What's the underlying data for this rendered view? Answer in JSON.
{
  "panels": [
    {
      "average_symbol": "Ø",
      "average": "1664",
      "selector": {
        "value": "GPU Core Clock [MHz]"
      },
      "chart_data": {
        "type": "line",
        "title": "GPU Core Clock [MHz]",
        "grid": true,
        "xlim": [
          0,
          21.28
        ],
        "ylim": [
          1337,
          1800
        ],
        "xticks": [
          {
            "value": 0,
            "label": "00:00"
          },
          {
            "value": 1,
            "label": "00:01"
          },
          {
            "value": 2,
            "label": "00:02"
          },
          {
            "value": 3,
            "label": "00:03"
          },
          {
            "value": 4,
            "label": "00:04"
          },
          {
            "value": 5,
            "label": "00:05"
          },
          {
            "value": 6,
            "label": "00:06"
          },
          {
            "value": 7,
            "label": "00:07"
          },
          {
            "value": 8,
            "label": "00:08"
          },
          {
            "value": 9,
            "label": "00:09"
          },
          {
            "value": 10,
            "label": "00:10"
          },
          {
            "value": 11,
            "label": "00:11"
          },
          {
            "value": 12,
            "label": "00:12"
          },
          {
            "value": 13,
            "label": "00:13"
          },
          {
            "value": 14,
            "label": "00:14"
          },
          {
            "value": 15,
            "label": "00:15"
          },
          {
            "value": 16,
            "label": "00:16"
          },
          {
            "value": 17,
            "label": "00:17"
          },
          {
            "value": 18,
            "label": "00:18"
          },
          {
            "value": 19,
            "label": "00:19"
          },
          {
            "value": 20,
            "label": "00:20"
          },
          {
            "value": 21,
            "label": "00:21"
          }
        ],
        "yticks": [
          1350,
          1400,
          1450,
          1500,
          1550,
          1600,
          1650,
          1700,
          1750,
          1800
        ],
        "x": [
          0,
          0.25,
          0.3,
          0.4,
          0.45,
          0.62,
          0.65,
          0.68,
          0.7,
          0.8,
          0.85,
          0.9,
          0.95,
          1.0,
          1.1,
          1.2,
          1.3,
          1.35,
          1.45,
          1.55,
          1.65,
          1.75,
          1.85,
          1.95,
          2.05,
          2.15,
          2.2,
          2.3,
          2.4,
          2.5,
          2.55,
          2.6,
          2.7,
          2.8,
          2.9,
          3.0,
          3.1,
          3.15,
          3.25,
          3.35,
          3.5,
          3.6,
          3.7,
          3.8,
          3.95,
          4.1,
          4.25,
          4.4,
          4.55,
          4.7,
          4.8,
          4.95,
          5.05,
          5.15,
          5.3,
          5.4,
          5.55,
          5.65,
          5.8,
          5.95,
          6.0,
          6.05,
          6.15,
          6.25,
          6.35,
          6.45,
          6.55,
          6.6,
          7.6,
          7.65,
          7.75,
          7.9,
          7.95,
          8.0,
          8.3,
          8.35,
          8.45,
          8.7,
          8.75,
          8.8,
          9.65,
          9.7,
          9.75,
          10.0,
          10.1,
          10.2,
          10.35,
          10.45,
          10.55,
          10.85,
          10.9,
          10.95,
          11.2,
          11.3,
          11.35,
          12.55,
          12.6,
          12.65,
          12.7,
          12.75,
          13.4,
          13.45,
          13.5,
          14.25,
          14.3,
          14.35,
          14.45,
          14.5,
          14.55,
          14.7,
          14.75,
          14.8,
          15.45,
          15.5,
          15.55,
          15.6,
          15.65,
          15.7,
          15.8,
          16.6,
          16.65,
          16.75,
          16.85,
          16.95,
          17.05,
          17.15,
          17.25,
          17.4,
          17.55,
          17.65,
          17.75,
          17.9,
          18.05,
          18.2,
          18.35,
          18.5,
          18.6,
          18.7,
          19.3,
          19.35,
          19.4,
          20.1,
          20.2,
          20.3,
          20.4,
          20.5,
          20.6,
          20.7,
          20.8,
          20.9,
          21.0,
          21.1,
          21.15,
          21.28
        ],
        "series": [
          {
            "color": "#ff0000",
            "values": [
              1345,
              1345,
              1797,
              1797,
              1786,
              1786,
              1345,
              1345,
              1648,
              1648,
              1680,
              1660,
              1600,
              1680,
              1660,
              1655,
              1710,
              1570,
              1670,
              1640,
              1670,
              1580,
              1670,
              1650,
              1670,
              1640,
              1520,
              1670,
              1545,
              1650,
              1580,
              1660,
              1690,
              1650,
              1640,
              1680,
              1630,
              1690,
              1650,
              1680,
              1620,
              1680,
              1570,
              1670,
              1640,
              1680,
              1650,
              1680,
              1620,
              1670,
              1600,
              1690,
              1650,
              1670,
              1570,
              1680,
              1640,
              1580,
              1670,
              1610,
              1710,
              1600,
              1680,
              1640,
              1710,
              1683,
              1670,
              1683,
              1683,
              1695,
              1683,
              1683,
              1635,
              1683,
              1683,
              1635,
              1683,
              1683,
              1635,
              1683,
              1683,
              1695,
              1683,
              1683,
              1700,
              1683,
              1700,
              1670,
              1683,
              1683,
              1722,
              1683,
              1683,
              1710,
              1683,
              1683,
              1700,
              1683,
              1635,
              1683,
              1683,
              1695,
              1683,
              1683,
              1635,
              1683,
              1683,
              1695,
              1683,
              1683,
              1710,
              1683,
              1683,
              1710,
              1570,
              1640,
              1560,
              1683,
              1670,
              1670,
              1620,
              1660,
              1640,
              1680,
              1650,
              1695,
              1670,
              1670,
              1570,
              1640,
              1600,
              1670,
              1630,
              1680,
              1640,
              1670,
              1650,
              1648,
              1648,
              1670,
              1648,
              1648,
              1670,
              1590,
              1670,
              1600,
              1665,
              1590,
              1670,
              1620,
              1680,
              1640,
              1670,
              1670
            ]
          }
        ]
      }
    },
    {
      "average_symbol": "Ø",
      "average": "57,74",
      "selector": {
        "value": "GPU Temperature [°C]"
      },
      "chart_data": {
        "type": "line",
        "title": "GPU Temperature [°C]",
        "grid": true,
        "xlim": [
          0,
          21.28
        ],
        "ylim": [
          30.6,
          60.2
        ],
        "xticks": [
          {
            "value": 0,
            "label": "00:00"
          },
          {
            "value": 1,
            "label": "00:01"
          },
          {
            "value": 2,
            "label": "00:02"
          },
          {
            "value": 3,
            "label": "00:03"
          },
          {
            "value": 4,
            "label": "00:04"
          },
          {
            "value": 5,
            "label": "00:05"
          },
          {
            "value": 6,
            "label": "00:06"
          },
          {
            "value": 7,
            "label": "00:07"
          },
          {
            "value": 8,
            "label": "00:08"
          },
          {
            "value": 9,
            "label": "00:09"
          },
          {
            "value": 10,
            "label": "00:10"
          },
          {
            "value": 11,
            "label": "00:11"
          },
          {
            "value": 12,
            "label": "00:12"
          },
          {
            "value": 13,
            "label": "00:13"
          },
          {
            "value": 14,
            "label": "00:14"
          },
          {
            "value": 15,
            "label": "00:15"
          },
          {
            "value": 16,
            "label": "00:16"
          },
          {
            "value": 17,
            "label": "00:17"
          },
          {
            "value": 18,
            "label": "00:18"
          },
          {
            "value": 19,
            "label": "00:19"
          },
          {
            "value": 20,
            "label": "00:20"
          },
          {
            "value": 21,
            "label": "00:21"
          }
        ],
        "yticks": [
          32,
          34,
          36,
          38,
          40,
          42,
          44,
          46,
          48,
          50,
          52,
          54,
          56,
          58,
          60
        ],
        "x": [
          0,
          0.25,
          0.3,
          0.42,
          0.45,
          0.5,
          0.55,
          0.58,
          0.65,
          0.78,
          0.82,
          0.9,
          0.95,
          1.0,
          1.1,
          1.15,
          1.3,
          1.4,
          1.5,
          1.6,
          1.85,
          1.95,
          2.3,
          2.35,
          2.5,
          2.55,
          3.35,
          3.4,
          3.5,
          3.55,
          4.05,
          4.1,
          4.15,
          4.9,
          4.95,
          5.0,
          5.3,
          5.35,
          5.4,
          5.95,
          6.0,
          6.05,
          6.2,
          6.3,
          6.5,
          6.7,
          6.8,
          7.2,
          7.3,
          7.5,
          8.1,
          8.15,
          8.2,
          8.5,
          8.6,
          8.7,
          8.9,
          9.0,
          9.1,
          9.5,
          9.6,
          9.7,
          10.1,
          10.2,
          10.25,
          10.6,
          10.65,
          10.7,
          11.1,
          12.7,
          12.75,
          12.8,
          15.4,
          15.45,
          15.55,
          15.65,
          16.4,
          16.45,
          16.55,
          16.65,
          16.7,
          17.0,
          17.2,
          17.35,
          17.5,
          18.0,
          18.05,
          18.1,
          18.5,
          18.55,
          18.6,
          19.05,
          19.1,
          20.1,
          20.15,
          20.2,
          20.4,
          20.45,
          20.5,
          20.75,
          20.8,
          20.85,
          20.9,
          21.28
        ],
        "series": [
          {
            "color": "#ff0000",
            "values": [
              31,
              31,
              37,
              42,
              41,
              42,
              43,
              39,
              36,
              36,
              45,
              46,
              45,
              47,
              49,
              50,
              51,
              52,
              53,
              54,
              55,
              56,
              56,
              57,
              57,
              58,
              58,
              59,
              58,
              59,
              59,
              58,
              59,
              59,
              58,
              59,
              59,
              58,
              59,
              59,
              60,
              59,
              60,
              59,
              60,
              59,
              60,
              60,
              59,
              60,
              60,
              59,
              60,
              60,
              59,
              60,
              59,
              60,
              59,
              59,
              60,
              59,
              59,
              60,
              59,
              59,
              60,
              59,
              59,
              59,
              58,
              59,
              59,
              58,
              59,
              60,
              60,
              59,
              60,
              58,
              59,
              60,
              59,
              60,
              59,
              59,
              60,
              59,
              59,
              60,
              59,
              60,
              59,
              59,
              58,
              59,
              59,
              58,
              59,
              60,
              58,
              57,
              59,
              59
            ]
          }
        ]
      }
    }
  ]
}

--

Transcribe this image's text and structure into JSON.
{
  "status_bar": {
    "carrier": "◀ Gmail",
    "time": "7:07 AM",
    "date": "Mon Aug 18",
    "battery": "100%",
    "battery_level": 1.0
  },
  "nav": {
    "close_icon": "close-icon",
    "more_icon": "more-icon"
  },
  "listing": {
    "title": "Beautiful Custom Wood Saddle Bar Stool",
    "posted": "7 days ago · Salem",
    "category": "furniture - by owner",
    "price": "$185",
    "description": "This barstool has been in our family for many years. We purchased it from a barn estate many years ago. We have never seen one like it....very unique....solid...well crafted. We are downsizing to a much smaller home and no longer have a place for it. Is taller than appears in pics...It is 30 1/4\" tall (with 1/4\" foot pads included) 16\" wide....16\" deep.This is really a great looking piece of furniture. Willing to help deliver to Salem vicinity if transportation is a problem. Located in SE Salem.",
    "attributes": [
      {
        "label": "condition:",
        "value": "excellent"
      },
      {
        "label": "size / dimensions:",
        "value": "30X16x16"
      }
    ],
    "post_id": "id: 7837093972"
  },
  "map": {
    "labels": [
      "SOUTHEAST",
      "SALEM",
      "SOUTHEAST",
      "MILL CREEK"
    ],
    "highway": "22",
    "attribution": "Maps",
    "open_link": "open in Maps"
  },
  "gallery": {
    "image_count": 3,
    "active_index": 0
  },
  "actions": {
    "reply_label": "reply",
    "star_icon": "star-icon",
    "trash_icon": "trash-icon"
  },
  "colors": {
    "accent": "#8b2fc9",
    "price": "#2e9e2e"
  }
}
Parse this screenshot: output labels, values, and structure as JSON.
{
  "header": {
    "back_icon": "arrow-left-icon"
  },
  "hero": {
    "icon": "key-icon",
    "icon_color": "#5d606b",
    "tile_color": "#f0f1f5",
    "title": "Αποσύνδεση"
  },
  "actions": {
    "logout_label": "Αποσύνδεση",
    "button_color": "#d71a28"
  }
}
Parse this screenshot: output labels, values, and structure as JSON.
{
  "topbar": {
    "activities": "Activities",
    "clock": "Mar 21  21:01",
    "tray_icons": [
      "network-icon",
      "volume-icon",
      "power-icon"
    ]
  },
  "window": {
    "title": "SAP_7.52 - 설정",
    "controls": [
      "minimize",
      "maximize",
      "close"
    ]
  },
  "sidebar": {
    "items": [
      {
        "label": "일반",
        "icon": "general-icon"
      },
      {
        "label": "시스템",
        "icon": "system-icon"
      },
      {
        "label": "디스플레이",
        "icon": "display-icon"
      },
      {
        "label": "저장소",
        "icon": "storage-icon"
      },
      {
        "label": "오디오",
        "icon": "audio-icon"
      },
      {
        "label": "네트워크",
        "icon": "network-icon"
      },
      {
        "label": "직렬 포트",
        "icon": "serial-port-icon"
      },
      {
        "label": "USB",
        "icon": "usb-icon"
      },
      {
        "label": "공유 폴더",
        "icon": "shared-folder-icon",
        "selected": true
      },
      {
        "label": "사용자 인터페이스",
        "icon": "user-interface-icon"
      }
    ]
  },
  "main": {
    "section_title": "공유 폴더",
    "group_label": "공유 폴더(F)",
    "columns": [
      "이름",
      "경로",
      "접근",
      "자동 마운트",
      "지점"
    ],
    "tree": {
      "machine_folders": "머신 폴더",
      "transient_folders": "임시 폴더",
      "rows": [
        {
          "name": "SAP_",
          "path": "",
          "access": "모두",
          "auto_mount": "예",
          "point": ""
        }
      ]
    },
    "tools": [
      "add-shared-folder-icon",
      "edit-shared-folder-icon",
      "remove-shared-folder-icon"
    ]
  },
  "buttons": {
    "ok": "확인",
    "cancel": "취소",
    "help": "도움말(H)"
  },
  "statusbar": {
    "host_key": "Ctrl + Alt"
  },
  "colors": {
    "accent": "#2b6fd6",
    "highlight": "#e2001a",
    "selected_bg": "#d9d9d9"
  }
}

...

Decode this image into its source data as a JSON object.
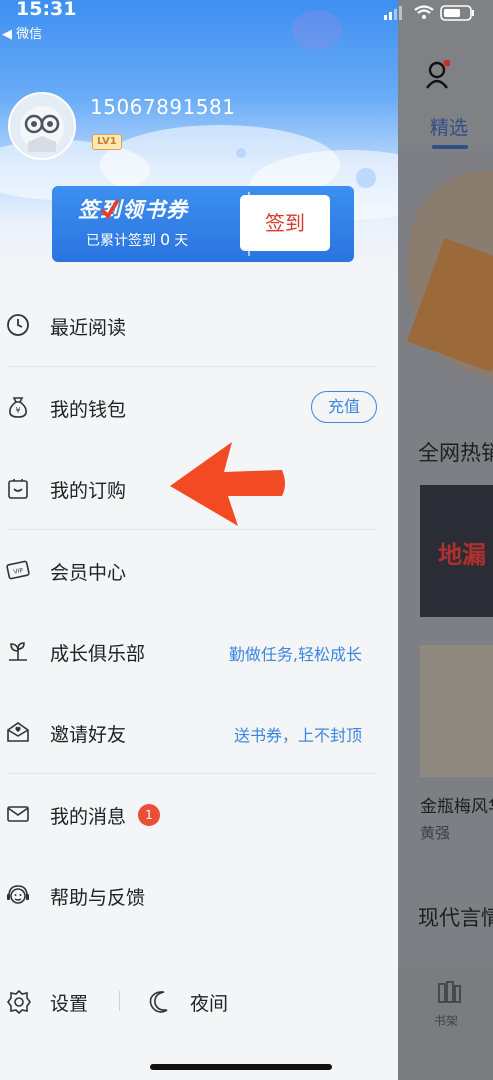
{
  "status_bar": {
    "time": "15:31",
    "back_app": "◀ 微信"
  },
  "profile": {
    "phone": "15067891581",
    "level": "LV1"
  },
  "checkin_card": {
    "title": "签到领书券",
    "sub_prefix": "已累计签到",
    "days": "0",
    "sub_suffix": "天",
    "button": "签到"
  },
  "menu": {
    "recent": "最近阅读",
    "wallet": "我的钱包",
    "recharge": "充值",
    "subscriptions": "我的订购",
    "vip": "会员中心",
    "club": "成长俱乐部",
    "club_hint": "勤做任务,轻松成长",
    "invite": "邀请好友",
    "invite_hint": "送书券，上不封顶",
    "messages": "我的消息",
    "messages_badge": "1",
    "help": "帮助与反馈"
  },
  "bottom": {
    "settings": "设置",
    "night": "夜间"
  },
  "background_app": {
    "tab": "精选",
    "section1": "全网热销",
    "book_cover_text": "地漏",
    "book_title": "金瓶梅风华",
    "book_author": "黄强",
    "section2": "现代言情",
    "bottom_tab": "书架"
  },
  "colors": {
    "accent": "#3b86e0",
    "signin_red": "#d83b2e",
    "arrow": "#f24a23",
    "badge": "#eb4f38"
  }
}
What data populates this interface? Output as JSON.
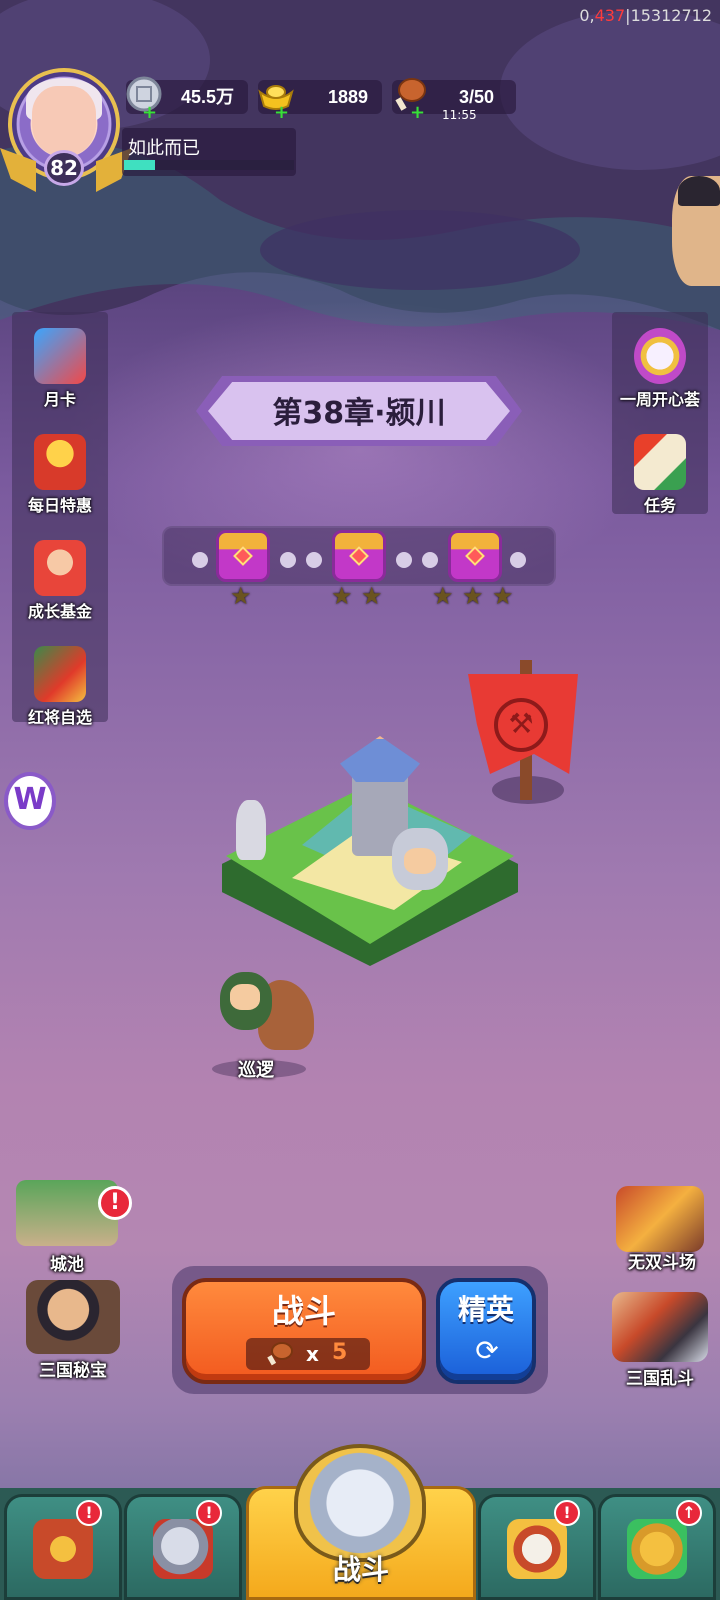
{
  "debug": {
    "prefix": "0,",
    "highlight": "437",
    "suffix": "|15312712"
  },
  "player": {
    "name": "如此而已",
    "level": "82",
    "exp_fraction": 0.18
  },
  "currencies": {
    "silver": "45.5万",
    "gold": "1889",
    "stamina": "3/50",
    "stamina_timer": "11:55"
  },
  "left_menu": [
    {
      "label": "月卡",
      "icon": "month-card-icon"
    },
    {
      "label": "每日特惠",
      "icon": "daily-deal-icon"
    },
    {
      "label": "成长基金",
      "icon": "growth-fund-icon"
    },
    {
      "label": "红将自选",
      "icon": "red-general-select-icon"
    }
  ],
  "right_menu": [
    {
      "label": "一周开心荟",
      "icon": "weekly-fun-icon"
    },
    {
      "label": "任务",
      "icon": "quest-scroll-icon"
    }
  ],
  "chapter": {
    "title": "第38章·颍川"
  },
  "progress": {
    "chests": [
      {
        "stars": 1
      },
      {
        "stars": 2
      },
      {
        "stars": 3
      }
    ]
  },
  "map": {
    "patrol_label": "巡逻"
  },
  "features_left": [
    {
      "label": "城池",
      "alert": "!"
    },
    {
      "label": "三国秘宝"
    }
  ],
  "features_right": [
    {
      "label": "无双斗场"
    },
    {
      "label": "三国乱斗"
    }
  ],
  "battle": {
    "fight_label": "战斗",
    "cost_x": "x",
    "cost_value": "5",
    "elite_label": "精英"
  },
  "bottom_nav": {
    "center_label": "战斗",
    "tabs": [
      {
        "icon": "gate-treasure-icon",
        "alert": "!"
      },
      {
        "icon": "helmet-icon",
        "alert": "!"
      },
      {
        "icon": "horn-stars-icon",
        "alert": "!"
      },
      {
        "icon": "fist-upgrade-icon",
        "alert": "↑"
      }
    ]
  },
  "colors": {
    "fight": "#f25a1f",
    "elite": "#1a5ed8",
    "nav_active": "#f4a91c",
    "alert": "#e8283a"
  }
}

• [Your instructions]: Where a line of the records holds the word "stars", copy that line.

• [Task solution]:
        "stars": 1
        "stars": 2
        "stars": 3
        "icon": "horn-stars-icon",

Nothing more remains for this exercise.